In the early hours of March 18, 2020, I was in the shower when suddenly, mid rinse, the tiled walls around me began to shake as the lights went out.

Did a truck collide with my Magna home? Was it the heavens upset with me for having decided to run for public office? Or was it — the “big one”? 

Fortunately, it was none of the above, but my hometown was in fact the epicenter of a 5.7 magnitude earthquake. Unprepared, I scrambled in the dark to find a robe and slippers. Stepping on fallen objects, my family and I made our way outside, for fear that our 1957 brick rambler would not withstand the shaking.

My nerves certainly didn’t. Never have I ever needed a blood pressure pill more than that morning. 

The Magna area, the area I now represent, was particularly quaking — quite literally — by how vulnerable our houses and buildings are. While fortunately there was no loss of life, we realized in the hours, days and weeks afterward the significant extent of the economic damage. The earthquake and its subsequent aftershocks cost nearly $630 million, not counting the cost of damages to private residences — many of which had unreinforced masonry that crumbled and collapsed. 

It’s not a question of if we experience another big earthquake, but when. The quake of 2020 was a warning to all of us about the real and significant danger that future large earthquakes pose to millions of people living along the Wasatch Front. According to the State Division of Emergency Management, more than 143,000 buildings have unreinforced masonry that are vulnerable the next time the earth violently shakes.

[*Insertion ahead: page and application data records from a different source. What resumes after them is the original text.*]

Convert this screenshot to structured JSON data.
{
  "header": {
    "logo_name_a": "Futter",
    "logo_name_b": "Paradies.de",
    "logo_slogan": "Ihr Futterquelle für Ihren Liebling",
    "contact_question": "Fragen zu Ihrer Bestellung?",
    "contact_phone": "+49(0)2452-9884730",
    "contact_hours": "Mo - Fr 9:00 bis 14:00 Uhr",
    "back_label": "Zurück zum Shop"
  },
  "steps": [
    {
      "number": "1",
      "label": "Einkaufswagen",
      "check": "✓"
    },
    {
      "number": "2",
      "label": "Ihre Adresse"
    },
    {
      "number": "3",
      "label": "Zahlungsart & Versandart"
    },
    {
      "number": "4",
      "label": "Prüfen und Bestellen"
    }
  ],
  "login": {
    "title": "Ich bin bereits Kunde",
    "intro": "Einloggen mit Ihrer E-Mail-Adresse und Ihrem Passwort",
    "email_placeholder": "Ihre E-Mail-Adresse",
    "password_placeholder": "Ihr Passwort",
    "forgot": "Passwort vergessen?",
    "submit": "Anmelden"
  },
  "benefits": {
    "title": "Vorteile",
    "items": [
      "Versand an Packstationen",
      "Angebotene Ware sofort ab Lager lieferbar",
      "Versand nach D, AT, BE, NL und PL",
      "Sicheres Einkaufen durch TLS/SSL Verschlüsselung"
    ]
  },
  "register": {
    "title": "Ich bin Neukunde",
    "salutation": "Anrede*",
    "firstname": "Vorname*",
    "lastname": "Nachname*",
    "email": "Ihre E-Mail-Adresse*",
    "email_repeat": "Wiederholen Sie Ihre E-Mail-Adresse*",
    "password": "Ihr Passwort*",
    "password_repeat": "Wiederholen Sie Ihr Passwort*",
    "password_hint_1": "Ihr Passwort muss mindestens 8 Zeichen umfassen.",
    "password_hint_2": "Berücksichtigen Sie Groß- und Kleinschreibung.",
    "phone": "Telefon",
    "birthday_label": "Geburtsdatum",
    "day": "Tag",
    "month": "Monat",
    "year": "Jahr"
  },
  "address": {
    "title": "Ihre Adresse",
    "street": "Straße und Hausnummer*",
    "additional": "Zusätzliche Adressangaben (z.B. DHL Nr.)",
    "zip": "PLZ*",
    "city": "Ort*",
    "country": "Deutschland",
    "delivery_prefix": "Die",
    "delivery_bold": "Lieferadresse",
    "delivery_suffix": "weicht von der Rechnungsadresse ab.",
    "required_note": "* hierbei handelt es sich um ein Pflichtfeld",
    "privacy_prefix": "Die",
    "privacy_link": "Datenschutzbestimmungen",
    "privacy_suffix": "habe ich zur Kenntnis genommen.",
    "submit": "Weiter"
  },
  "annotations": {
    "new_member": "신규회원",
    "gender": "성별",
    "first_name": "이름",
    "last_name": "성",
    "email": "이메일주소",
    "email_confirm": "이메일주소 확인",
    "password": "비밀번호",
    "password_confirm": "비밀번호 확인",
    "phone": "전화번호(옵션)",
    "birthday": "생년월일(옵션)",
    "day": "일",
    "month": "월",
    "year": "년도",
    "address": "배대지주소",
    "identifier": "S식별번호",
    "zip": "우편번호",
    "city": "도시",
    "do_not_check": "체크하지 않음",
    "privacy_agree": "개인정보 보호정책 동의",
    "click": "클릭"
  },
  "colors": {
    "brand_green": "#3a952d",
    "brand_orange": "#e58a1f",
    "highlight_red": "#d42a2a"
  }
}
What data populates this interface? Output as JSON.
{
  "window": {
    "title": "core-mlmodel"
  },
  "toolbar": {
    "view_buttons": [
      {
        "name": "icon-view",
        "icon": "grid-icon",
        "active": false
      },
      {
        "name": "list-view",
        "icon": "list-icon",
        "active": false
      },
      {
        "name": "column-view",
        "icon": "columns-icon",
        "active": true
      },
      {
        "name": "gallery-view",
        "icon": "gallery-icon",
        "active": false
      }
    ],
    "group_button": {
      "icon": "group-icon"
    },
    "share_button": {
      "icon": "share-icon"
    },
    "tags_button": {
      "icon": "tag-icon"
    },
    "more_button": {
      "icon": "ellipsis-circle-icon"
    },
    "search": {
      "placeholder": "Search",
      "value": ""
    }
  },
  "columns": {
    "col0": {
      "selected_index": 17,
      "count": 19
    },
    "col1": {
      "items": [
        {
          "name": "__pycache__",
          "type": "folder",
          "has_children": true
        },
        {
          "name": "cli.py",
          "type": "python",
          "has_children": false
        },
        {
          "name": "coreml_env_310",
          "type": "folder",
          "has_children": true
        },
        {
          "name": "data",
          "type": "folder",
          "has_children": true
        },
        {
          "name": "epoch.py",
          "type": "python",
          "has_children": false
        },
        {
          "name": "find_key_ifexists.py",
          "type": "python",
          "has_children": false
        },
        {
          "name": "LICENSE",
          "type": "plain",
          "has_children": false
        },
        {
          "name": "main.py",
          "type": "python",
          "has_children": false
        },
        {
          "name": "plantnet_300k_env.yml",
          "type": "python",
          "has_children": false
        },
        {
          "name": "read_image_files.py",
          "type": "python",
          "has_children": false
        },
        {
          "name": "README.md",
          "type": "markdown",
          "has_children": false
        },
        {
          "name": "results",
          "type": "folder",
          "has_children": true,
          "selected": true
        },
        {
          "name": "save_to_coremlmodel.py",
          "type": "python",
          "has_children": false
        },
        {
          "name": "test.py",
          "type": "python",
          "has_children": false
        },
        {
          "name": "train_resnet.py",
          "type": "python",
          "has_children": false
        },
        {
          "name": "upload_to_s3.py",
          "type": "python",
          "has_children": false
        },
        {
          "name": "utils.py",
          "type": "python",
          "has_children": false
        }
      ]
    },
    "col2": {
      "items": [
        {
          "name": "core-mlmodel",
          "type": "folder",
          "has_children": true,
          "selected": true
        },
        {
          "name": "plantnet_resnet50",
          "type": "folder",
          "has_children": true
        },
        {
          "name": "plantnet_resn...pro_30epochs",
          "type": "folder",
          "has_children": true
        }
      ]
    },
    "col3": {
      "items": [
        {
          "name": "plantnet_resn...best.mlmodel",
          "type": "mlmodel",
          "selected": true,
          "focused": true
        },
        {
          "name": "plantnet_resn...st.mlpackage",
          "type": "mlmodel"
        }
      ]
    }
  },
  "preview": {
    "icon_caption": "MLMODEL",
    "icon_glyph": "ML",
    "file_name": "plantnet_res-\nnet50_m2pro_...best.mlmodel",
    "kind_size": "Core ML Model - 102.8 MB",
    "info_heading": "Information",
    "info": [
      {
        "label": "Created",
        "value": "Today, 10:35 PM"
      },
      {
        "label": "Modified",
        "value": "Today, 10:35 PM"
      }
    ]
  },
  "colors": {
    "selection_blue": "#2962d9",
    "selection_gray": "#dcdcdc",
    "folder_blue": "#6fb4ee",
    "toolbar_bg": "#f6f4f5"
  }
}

Many of those structures are schools and other community spaces that we rely on during periods of emergency. 

The Utah Geological Survey’s Earthquake Working Group on Earthquake Probabilities reported recently that we have a 43% chance for multiple earthquakes of a 6.75 magnitude or greater in the next 50 years, and a greater likelihood for somewhat smaller yet still destructive earthquakes. 

Last October, legislators learned that a major earthquake along the Wasatch Front could kill thousands of Utahns and leave tens of thousands homeless. Moreover, a large catastrophic earthquake could cause over $30 billion in economic damage to the state, which would take us decades to recover. 

This past legislative session, I sponsored HB100, a bill that would have created the Office of Earthquake Preparedness and Response, allocating $10 million in funding within the Department of Public Safety, Division of Emergency Management. The leadership within the agency — those who understand the significant risks better than most of us — support the idea of focusing renewed public attention and directing projects towards future earthquake resilience and preparedness. 

Unfortunately, the bill was voted down in committee. A number of my legislative colleagues questioned the need for such an investment for something that seems too big to fix. I suppose the “quake of 2020” didn’t wake everyone up. 

When dealing with the significant loss of human life and disruption of our economy, this cannot be our response. 

To solve this problem we must embrace a long-term perspective. Even if the next big earthquake is decades away, we cannot be prepared unless we start now. Overcoming the burden of retrofitting schools and public buildings, while educating private property owners of the necessity to prepare will potentially cost billions. Yet we cannot put a price tag on knowing one’s loved ones are safe and secure at home, at school or at work.

As we reinvest in our roads, bridges and other critical infrastructure, we must also keep earthquake resilience in mind. Being prepared for emergencies and disasters is a long-held Utah value — the “Utah way,” if you will. 

But we can only be prepared as a state if we truly recognize the serious risks and take action — and that means putting real money and effort toward resolving the problem.

It’s time we stop stumbling in the dark, and begin planning and preparing to keep ourselves and our communities safe for when the next big earthquake happens.

Rep. Clare Collard is a Democrat who represents Magna in the Utah Legislature.